Why a Handwritten Note & a Personal Touch
Works Better Than a Loyalty Program
One man on one flight changed my entire view of the airline industry. To go further, he restored my belief that one person can transform the world around them, regardless of circumstances.
Your ability to stand out is not limited by your company, your industry, or your position. You can change all of them by how you approach your work. Captain Denny Flanagan shows us how.
Like anyone who flies a lot, I’ve become numb to the complacent, transactional way airlines in the USA treat their clients. So on a recent Friday I was prepared for a typically underwhelming experience on a day trip to San Francisco. But the trail of zombies walking down the jet bridge to board this 6 am flight showed signs of life when greeted at the door of the aircraft by a captain handing out trading cards with the specs and information about the aircraft we were boarding. It seemed a little odd, especially his warm smile and “welcome aboard” greeting. I assumed it was another market test to answer a consultant’s question, “how would customers react if we pretended to like them?” But then I saw him head to the cockpit.
After about two hours a flight attendant delivered a handwritten note to me on the back of Captain Denny’s business card.
I looked around and saw that all of the frequent fliers and business class passengers were reading similar cards and smiling. What a brilliant move. This captain probably created a greater personal connection to his company in 30 seconds than the formal loyalty program has in 30 years. I immediately started thinking about how I could apply this to my business.
To top it off, just before final descent Captain Denny came on the PA and said words to this effect, “…it was a pleasure to meet all of you as you boarded the plane and to provide you with a trading card about this aircraft. What you may not know is that I signed one of those cards. If you have the signed card, please ring your call button; you’ve just won a complimentary bottle of wine. It’s just our way of thanking you for choosing United today.”
I am not easily impressed. But the experience this man created was such a dramatic contrast to the hundreds of flights I’ve been on that I began to do some research. As it turns out, Captain Denny is a legend on the travel sites and trip reviews. My flight wasn’t an outlier; it was just another demonstration of excellence. The media has picked up on it, his coworkers are beginning to think differently, and formerly bitter or complacent customers are coming around, one by one.
What’s sad is that it’s extremely rare to find someone who treats their work the way Captain Denny Flanagan does, who in his own words, likes to “work from the heart.” And the special touches? “They takes seconds.” I never thought I’d be schooled and humbled by a United Airlines pilot regarding customer delight. But I am grateful that I was. Hats off to you, Captain. Now we all have to get to work to find ways to work from the heart and delight our customers.
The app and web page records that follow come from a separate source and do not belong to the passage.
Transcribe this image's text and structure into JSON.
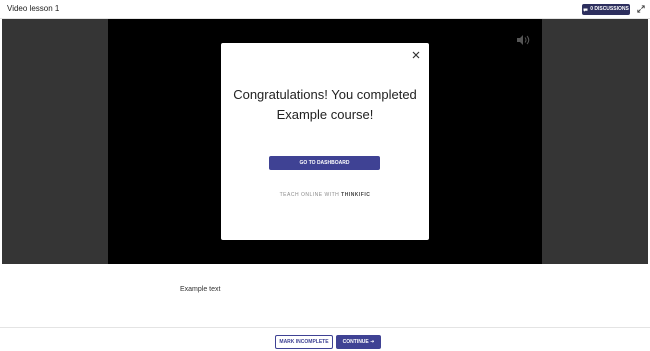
{
  "header": {
    "title": "Video lesson 1",
    "discussions_label": "0 DISCUSSIONS",
    "discussions_icon": "chat-bubble-icon",
    "expand_icon": "expand-icon"
  },
  "player": {
    "volume_icon": "volume-icon"
  },
  "modal": {
    "headline": "Congratulations! You completed Example course!",
    "dashboard_button": "GO TO DASHBOARD",
    "powered_by": "TEACH ONLINE WITH",
    "brand": "THINKIFIC",
    "close_icon": "close-icon"
  },
  "content": {
    "text": "Example text"
  },
  "footer": {
    "mark_incomplete": "MARK INCOMPLETE",
    "continue": "CONTINUE",
    "continue_icon": "arrow-right-icon"
  },
  "colors": {
    "brand_navy": "#2d2f5e",
    "accent": "#3f4294",
    "stage_gray": "#353535"
  }
}
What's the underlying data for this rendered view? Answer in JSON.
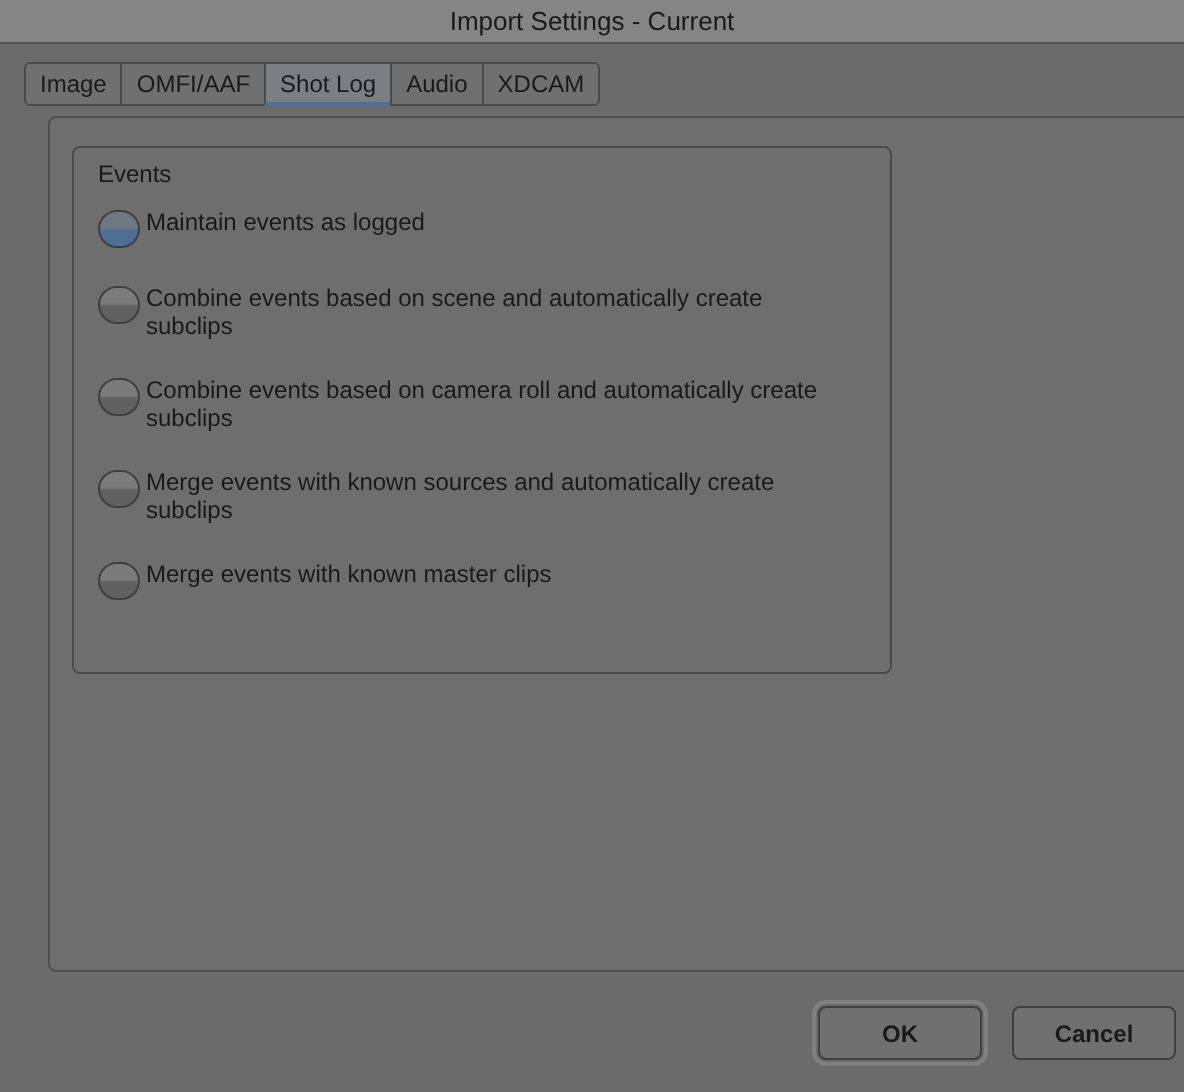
{
  "window": {
    "title": "Import Settings - Current"
  },
  "tabs": [
    {
      "label": "Image",
      "selected": false
    },
    {
      "label": "OMFI/AAF",
      "selected": false
    },
    {
      "label": "Shot Log",
      "selected": true
    },
    {
      "label": "Audio",
      "selected": false
    },
    {
      "label": "XDCAM",
      "selected": false
    }
  ],
  "events": {
    "title": "Events",
    "options": [
      {
        "label": "Maintain events as logged",
        "selected": true
      },
      {
        "label": "Combine events based on scene and automatically create subclips",
        "selected": false
      },
      {
        "label": "Combine events based on camera roll and automatically create subclips",
        "selected": false
      },
      {
        "label": "Merge events with known sources and automatically create subclips",
        "selected": false
      },
      {
        "label": "Merge events with known master clips",
        "selected": false
      }
    ]
  },
  "buttons": [
    {
      "label": "OK",
      "default": true
    },
    {
      "label": "Cancel",
      "default": false
    }
  ]
}
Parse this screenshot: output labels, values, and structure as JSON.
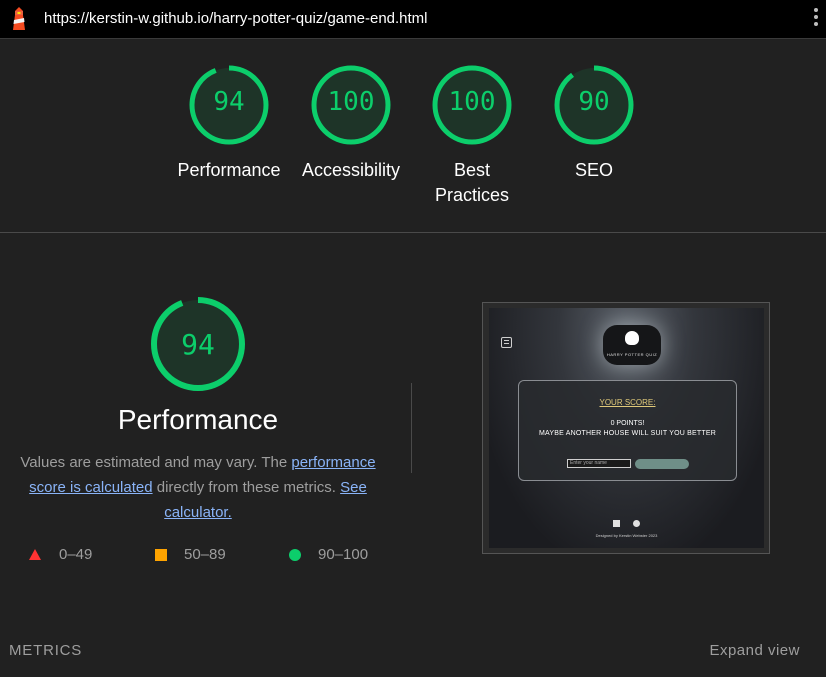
{
  "address_bar": {
    "url": "https://kerstin-w.github.io/harry-potter-quiz/game-end.html"
  },
  "score_gauges": [
    {
      "label": "Performance",
      "score": 94
    },
    {
      "label": "Accessibility",
      "score": 100
    },
    {
      "label": "Best Practices",
      "score": 100
    },
    {
      "label": "SEO",
      "score": 90
    }
  ],
  "performance": {
    "score": 94,
    "title": "Performance",
    "description_prefix": "Values are estimated and may vary. The ",
    "link_score_calculated": "performance score is calculated",
    "description_middle": " directly from these metrics. ",
    "link_calculator": "See calculator."
  },
  "legend": [
    {
      "range": "0–49",
      "color": "#ff3333",
      "shape": "triangle"
    },
    {
      "range": "50–89",
      "color": "#ffa400",
      "shape": "square"
    },
    {
      "range": "90–100",
      "color": "#0cce6b",
      "shape": "circle"
    }
  ],
  "screenshot": {
    "score_title": "YOUR SCORE:",
    "points": "0 POINTS!",
    "message": "MAYBE ANOTHER HOUSE WILL SUIT YOU BETTER",
    "input_placeholder": "Enter your name",
    "logo_text": "HARRY POTTER QUIZ",
    "footer": "Designed by Kerstin Webster 2023"
  },
  "bottom": {
    "metrics_label": "METRICS",
    "expand_label": "Expand view"
  },
  "colors": {
    "pass": "#0cce6b",
    "background": "#212121",
    "link": "#8ab4f8"
  }
}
Captain Denny Flanagan is Renowned For
Taking Customer Service to 'New Heights"